Tankleff’s parents were found murdered in 1988, when he was only 17 years old and a senior in high school. He was set free in 2007 after having served 17 years of jail – released from prison on Dec. 27, 2007.

Tankleff’s conviction came about when his parents were found dead in their home. His father was found bleeding in the home office while his mother was found beaten and slashed. Tankleff had pointed to his father’s business associate as the man responsible for the murders, but in the process of a long interrogation, Suffolk County detective K. James McCready informed Tankleff that his father awoken from acoma and had accused him of the murder. Tankleff proceeded to sign a confession that he killed his parents, but later rescinded the confession.

Tankleff filed a wrongful imprisonment lawsuit in 2010. While the state has agreed to pay $3.4 million in damages for his wrongful imprisonment, a civil rights lawsuit is still pending against Suffolk County and Detective McCready.
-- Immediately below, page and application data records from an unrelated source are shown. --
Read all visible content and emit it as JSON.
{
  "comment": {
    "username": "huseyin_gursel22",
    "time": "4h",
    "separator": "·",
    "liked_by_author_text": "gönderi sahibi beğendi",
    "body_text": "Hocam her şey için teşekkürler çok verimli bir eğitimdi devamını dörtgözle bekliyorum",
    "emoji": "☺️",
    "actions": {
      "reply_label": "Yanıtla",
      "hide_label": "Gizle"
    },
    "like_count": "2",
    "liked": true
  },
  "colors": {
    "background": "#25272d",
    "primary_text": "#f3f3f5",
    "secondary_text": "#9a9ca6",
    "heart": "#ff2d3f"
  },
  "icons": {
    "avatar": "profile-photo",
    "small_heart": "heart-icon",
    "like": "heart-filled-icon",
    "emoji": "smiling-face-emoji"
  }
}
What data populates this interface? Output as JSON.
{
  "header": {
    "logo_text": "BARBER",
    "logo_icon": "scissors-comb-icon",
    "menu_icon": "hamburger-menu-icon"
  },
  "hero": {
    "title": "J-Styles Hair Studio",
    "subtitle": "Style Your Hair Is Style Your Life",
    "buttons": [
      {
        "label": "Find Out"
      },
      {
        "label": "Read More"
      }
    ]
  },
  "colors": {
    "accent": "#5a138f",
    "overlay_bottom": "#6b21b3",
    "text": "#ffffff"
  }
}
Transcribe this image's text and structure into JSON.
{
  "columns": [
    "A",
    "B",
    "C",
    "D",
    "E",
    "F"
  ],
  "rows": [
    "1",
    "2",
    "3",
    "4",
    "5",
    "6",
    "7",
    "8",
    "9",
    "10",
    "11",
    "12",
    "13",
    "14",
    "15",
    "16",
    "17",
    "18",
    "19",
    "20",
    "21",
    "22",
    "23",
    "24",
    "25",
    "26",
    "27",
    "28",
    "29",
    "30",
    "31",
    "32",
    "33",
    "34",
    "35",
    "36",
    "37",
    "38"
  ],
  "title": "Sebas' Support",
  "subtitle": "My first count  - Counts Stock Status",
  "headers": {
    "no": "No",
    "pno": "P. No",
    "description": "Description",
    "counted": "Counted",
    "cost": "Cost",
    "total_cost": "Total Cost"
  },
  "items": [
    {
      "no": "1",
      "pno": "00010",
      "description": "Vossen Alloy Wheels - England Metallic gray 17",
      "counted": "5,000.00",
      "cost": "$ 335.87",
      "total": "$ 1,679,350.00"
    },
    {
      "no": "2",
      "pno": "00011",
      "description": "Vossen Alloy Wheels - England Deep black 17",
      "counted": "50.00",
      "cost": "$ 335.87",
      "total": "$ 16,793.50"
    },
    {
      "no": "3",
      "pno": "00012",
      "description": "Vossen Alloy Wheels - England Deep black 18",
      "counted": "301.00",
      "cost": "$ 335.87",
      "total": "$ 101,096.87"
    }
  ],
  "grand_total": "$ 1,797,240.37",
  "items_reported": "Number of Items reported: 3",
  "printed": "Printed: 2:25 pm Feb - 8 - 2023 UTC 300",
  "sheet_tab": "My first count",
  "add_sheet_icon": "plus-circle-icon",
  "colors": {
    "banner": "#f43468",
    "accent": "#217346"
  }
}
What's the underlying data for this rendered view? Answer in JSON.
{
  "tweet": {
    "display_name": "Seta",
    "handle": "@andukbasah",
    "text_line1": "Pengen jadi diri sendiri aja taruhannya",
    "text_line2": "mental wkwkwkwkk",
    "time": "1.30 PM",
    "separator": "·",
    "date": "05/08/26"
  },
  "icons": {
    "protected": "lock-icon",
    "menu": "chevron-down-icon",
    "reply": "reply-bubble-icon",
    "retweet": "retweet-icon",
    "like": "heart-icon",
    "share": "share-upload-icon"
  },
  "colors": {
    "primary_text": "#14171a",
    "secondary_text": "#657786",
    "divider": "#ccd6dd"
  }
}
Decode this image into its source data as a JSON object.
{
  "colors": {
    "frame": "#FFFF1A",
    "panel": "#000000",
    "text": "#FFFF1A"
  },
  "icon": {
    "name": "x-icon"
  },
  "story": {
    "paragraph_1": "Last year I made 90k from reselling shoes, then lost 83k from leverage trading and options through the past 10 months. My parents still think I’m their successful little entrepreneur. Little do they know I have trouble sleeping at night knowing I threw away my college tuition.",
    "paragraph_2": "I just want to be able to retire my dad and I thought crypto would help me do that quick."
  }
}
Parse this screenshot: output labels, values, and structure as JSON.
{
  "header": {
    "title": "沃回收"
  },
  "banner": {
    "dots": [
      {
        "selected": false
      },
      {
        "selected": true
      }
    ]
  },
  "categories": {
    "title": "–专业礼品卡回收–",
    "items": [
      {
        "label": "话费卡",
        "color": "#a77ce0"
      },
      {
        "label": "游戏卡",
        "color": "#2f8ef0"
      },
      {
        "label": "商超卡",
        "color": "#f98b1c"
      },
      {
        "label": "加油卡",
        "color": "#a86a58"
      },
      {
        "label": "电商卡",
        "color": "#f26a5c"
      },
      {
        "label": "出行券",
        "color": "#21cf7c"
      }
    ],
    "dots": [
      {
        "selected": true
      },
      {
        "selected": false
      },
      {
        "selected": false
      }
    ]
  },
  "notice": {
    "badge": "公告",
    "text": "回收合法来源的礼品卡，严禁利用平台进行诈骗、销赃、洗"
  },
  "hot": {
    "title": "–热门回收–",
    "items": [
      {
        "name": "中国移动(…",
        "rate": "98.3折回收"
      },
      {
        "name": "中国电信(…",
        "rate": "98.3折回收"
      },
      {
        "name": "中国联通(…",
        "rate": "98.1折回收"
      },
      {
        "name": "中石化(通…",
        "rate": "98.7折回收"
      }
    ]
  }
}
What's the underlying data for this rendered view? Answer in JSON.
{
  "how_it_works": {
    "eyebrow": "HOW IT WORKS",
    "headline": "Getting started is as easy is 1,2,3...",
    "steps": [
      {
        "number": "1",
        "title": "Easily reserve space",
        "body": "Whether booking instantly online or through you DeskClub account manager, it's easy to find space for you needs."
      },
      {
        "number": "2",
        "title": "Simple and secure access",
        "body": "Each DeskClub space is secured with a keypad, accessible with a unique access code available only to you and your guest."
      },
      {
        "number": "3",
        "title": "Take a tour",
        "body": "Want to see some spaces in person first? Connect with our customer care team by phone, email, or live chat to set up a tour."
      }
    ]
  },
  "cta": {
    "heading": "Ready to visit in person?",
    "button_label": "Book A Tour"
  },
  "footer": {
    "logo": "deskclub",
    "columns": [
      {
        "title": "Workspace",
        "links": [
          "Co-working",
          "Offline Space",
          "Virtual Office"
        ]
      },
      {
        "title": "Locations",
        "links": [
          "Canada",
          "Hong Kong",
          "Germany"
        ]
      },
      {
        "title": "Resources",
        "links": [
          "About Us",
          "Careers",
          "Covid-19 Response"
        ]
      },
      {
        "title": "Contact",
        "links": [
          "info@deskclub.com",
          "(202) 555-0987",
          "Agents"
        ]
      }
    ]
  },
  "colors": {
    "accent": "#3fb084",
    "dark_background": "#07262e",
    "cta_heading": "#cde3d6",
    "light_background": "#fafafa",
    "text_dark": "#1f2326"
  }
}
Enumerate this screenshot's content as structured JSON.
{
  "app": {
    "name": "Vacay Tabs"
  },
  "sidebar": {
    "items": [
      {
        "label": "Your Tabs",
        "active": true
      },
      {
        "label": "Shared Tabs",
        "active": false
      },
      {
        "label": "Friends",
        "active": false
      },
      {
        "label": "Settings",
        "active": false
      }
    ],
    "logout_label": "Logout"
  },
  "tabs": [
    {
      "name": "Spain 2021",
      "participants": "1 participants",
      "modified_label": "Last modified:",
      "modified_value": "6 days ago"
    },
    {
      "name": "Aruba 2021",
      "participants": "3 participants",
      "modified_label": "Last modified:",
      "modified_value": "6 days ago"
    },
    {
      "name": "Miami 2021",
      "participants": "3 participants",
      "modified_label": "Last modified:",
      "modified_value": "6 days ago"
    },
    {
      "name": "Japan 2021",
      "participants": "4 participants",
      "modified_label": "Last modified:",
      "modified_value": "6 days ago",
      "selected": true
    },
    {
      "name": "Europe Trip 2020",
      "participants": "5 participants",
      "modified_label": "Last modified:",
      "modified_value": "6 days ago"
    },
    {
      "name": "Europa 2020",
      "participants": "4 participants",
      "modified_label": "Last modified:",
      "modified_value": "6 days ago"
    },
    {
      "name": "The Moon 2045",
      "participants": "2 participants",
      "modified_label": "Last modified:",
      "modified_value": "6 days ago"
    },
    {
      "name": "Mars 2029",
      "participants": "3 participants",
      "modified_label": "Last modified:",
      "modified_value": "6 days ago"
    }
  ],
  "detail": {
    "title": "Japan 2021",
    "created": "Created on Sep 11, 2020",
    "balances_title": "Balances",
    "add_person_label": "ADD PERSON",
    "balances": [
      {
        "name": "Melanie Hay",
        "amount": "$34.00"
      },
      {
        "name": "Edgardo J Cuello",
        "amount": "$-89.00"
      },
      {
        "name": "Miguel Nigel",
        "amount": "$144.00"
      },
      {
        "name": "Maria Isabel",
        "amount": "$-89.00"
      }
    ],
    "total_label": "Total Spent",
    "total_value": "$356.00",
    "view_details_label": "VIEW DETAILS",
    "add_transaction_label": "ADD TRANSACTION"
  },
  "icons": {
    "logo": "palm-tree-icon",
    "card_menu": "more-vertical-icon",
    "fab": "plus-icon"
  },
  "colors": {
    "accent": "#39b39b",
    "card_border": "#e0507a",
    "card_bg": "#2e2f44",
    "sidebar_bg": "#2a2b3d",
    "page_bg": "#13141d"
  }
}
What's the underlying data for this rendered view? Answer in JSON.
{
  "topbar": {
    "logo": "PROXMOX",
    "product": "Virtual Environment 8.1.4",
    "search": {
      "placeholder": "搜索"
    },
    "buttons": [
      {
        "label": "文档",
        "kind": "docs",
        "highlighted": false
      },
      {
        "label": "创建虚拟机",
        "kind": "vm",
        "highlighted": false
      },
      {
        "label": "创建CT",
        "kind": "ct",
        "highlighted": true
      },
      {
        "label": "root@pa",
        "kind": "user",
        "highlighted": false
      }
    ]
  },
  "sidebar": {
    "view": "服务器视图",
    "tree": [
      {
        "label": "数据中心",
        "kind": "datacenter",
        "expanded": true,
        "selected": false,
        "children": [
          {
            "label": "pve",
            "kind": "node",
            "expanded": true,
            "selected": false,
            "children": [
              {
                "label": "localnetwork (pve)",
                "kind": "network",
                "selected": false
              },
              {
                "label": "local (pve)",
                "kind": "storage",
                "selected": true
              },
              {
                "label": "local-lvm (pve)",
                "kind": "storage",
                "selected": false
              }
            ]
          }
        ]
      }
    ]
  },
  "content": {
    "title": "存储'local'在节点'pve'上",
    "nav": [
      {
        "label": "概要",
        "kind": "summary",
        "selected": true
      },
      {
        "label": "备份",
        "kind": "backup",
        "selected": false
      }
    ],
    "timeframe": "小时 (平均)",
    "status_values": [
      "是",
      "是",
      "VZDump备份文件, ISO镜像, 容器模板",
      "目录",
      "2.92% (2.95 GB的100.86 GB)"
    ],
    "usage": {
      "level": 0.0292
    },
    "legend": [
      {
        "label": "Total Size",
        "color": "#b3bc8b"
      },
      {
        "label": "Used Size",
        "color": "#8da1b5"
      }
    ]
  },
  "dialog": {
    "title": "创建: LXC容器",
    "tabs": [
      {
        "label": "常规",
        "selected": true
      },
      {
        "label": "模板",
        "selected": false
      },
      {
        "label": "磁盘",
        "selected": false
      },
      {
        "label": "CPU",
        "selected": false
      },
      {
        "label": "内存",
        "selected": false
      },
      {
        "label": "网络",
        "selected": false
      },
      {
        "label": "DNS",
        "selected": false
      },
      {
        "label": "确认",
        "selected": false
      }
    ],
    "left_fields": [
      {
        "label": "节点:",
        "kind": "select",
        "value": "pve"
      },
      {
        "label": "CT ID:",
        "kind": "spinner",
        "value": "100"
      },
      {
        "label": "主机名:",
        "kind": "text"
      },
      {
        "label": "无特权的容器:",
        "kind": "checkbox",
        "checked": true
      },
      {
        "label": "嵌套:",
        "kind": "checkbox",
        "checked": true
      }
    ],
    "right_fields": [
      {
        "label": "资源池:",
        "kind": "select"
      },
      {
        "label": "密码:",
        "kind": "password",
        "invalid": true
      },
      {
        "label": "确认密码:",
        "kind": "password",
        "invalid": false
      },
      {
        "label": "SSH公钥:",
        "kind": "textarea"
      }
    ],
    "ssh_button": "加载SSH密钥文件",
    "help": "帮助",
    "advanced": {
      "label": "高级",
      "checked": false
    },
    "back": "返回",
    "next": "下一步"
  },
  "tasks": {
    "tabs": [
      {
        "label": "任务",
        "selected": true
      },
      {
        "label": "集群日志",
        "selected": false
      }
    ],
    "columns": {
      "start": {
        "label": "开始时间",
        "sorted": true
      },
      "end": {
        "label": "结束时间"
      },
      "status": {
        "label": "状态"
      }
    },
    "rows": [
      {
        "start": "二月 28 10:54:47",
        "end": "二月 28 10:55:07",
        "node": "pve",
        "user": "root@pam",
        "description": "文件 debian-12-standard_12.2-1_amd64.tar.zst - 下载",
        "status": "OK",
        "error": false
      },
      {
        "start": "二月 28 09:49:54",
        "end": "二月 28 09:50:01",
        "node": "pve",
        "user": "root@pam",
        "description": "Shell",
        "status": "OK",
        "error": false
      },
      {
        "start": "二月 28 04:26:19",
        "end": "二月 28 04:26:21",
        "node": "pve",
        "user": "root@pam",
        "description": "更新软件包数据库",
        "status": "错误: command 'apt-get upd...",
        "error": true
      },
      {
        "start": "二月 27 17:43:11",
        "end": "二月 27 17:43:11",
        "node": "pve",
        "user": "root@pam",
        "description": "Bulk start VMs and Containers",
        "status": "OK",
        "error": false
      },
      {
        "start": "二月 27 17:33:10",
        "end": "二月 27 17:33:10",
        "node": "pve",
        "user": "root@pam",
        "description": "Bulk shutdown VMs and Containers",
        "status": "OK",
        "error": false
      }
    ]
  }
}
The lawsuit against Detective McCready claims that Tankleff was coerced into signing a false confession by offering him information about the case and asking leading questions while taking his confession.

In a written statement, Tankleff said, “I am looking forward to my federal trial, where I hope to expose the misconduct that caused my wrongful conviction so that it does not happen to anyone else.”

[Source: The New York Times; Marty Tankleff]